Dr. Johnson asks, "I wonder what you'd say about the role of difficulty in reading books like The Cantos, Finnegans Wake, Ulysses, Zukovsky, Gravity's Rainbow, WSB, The Wasteland, the S-Cat Trilogy, even Illuminatus! (Just today someone on Internet labeled Illuminatus! as 'unreadable.')?
"Why do you think some readers
ENJOY difficulty, while others not only dislike it, but disparage it?
main model has to do with personality 'types' and predilections, but I'm not
wedded to this as my main model. What say you?"
I've thought about your question, and I don't think I have a good answer. (You have a knack for asking questions I have difficulty answering.) I think vanity plays a role. People like me like to feel superior by reading at books which seem difficult, alas. I only had a slight interest in "difficult" books before I started reading Bob Wilson. He got me interested in Finnegans Wake, Ulysses and The Cantos, and as with the tar baby, I've had trouble letting go of those books.
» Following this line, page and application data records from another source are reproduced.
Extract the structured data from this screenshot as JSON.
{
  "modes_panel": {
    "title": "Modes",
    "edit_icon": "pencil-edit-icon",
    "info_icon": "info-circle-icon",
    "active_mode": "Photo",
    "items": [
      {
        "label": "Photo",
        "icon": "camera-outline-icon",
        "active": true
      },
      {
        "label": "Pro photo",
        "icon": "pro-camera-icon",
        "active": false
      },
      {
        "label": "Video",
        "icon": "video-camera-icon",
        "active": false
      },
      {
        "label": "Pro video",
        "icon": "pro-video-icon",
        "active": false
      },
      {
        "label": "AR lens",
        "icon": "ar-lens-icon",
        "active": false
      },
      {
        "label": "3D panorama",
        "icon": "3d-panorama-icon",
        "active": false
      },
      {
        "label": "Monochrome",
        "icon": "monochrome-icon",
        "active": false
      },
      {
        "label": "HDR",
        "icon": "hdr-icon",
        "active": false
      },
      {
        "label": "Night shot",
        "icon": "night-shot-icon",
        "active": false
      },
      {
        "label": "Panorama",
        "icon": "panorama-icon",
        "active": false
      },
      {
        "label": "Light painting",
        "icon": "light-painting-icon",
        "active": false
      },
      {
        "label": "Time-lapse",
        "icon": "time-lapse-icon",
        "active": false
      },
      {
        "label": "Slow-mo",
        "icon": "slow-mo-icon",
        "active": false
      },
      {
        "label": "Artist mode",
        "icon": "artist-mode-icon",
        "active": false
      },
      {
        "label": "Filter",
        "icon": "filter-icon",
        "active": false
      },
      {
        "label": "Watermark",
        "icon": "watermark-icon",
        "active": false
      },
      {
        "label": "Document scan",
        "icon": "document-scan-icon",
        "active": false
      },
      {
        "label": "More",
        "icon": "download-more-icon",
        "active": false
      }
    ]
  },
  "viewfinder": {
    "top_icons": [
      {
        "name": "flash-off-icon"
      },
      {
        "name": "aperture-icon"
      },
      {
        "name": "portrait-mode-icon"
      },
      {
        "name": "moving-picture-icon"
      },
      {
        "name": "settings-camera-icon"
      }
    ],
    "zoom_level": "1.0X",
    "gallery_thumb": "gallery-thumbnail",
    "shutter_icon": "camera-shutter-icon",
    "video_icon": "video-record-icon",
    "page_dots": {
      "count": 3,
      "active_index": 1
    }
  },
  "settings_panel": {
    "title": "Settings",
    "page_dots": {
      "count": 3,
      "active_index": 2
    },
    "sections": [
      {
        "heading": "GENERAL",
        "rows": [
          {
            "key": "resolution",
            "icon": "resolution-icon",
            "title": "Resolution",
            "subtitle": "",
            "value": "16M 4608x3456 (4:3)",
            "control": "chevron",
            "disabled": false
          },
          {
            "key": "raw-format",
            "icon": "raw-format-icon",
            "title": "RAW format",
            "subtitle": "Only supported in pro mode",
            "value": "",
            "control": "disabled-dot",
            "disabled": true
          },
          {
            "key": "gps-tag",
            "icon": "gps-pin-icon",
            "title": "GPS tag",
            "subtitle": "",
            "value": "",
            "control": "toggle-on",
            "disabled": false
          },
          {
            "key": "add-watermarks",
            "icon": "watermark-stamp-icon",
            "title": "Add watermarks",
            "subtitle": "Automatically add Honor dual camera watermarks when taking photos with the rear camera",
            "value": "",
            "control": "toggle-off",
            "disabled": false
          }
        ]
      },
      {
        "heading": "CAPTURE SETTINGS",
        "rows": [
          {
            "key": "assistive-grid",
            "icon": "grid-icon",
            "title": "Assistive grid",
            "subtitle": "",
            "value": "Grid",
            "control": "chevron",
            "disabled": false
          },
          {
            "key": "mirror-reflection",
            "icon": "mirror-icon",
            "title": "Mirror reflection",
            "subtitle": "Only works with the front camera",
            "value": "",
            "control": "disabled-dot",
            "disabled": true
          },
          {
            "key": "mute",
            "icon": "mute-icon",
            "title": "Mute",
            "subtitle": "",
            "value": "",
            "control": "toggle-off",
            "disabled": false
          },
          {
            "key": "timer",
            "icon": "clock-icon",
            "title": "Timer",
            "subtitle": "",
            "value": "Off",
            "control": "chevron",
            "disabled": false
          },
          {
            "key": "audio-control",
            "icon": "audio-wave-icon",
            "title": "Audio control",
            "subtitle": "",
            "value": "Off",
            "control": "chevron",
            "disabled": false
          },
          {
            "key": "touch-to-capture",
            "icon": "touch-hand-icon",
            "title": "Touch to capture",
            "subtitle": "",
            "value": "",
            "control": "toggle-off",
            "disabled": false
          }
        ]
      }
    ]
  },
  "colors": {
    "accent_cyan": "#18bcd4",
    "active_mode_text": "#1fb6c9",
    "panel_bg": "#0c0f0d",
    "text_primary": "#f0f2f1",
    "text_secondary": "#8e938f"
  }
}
I think part of the appeal of these kind of texts come from their sense of humor, a kind which seems to only emerge out of this kind of chaos. (At one point late in The Cantos Pound say he'll have to study some Greek to write the poem, but so will the reader.) I also have a fascination with what kind of book fascinates those whose minds fascinate me. Bob remained fascinated by Finnegans Wake, Ulysses and The Cantos for decades, and Tim Leary remained fascinated by Gravity's Rainbow for twenty-plus years. I would like to understand what they saw in those books.
It struck me once thinking about the Jumping Jesus Phenomena that Joyce and Pound marked the first time that people lived through an information doubling, and they created styles of writing to try to deal with that experience.